• [Task instructions]
Examine the entries and show every line in which the word "JSON" is found.

Component data from apps and pages:
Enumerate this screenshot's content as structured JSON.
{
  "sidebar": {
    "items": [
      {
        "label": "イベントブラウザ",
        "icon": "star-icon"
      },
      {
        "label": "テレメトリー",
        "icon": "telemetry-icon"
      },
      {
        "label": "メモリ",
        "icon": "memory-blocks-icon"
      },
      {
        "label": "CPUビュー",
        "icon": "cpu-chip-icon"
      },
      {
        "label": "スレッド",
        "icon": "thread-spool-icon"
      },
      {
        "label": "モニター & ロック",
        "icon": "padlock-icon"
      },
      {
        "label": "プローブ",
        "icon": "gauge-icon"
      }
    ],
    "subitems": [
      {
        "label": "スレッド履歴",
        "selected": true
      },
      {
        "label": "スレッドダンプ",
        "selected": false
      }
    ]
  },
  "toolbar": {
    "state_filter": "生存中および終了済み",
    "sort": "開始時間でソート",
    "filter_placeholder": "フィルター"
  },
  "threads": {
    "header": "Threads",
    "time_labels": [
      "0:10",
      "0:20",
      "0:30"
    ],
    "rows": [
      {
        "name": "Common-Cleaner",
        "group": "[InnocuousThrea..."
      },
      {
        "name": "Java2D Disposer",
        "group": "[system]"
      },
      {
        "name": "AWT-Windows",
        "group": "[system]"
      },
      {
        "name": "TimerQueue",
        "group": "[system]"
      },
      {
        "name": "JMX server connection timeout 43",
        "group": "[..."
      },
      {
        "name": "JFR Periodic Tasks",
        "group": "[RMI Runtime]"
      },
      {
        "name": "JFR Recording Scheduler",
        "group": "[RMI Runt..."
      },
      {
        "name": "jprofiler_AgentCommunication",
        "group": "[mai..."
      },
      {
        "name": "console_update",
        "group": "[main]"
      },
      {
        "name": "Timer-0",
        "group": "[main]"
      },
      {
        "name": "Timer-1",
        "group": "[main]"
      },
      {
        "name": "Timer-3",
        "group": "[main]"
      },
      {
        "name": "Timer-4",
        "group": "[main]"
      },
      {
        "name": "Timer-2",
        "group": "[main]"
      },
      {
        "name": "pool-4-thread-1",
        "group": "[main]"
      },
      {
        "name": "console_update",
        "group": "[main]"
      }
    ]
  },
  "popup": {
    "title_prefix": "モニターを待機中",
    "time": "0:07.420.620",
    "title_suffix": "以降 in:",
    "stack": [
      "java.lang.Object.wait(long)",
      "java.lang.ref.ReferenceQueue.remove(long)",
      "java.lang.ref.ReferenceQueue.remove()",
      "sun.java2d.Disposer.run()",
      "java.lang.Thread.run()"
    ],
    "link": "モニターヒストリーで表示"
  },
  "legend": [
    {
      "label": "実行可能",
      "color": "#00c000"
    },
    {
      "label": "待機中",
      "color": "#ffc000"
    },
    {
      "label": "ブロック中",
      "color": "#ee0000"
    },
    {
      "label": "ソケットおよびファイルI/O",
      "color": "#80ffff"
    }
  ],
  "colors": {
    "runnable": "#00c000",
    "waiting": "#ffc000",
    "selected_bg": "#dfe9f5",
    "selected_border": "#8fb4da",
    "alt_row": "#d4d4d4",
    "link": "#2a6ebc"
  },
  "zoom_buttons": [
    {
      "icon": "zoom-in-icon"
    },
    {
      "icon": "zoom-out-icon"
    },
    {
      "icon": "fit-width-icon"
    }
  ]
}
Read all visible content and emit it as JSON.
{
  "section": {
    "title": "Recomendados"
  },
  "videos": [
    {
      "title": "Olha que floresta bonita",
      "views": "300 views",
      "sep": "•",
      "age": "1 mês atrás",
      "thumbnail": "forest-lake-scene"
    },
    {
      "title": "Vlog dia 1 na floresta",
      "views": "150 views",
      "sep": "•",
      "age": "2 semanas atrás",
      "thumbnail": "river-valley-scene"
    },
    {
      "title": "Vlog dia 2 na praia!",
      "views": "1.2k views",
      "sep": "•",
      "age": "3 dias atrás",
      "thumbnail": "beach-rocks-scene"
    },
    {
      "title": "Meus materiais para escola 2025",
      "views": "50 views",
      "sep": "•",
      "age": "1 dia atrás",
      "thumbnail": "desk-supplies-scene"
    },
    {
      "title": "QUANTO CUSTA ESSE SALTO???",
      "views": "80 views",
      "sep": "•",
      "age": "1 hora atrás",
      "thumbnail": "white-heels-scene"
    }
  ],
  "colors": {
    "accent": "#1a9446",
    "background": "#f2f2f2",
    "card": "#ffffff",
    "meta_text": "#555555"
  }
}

• [Result]
Enumerate this screenshot's content as structured JSON.
Read all visible content and emit it as JSON.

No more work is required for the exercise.